Task goal: Search the data for the string "length" and gather each line it is in.

[Records from a collection]
****************************************

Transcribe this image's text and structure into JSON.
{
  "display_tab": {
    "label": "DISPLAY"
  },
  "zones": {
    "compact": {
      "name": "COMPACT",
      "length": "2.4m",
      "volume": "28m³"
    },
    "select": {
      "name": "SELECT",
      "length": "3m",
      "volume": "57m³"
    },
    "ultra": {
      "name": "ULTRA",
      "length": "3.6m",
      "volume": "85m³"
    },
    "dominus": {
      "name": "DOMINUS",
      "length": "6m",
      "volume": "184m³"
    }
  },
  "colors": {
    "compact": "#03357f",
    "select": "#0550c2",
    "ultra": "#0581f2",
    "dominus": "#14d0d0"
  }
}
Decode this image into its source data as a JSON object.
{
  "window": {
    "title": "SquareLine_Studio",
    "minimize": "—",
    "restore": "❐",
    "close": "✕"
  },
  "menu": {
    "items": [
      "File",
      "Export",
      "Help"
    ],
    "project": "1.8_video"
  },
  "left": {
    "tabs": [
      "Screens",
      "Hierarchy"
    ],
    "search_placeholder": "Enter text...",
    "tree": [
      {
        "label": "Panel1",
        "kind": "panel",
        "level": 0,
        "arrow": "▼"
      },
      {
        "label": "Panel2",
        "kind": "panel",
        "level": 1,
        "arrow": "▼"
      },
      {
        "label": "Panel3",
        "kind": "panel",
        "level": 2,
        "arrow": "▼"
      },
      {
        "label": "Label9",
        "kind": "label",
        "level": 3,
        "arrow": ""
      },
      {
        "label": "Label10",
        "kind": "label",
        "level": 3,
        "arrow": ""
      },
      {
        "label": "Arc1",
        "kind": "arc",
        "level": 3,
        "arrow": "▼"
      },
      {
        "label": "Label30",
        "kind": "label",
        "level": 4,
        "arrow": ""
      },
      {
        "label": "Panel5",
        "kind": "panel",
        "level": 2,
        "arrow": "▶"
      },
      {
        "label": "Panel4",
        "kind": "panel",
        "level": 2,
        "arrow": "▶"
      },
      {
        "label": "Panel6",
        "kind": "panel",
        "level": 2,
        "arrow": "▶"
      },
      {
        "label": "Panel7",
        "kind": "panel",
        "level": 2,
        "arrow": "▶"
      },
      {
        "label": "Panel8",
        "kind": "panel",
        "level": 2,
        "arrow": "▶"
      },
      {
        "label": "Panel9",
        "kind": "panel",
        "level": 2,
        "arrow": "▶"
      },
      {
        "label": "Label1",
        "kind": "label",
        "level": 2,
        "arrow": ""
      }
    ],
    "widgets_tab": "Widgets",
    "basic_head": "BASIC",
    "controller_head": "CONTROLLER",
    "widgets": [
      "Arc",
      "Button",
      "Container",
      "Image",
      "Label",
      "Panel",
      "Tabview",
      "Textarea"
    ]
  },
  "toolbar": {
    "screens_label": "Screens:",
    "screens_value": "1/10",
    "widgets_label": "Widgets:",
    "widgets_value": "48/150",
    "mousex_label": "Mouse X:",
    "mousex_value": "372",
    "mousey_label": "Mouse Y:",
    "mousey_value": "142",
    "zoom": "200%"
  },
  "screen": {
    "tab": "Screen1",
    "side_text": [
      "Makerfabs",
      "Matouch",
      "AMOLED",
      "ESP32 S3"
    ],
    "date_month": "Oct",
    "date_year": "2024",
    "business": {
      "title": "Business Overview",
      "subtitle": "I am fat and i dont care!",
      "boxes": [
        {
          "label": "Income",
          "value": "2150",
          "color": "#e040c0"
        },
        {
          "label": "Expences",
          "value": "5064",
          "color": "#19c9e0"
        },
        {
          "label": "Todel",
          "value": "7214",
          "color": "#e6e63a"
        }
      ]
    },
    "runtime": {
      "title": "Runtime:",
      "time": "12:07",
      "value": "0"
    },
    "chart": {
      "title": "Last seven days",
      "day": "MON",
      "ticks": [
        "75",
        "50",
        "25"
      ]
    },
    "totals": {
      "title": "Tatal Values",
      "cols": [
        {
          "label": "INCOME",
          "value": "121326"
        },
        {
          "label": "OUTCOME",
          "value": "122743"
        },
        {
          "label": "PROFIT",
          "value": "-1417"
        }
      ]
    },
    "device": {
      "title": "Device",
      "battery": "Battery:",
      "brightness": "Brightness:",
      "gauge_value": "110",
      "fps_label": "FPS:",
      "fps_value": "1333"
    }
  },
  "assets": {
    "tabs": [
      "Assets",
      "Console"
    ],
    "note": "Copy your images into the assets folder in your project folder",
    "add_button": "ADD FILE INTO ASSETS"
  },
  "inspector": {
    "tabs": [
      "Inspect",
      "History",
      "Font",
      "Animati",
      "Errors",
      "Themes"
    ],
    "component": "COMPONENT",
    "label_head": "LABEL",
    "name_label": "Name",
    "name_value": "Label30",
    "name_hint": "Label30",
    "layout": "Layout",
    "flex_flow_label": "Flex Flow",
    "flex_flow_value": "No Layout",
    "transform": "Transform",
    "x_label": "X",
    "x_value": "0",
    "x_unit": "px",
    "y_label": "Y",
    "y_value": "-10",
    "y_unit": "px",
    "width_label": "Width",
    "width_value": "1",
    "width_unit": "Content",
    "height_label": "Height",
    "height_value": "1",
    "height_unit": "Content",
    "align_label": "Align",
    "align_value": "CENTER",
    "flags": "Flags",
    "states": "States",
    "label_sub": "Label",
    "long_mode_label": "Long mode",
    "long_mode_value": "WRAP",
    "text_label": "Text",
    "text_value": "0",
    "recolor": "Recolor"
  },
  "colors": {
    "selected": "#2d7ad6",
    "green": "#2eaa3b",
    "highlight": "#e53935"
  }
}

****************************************

Written answer:
      "length": "2.4m",
      "length": "3m",
      "length": "3.6m",
      "length": "6m",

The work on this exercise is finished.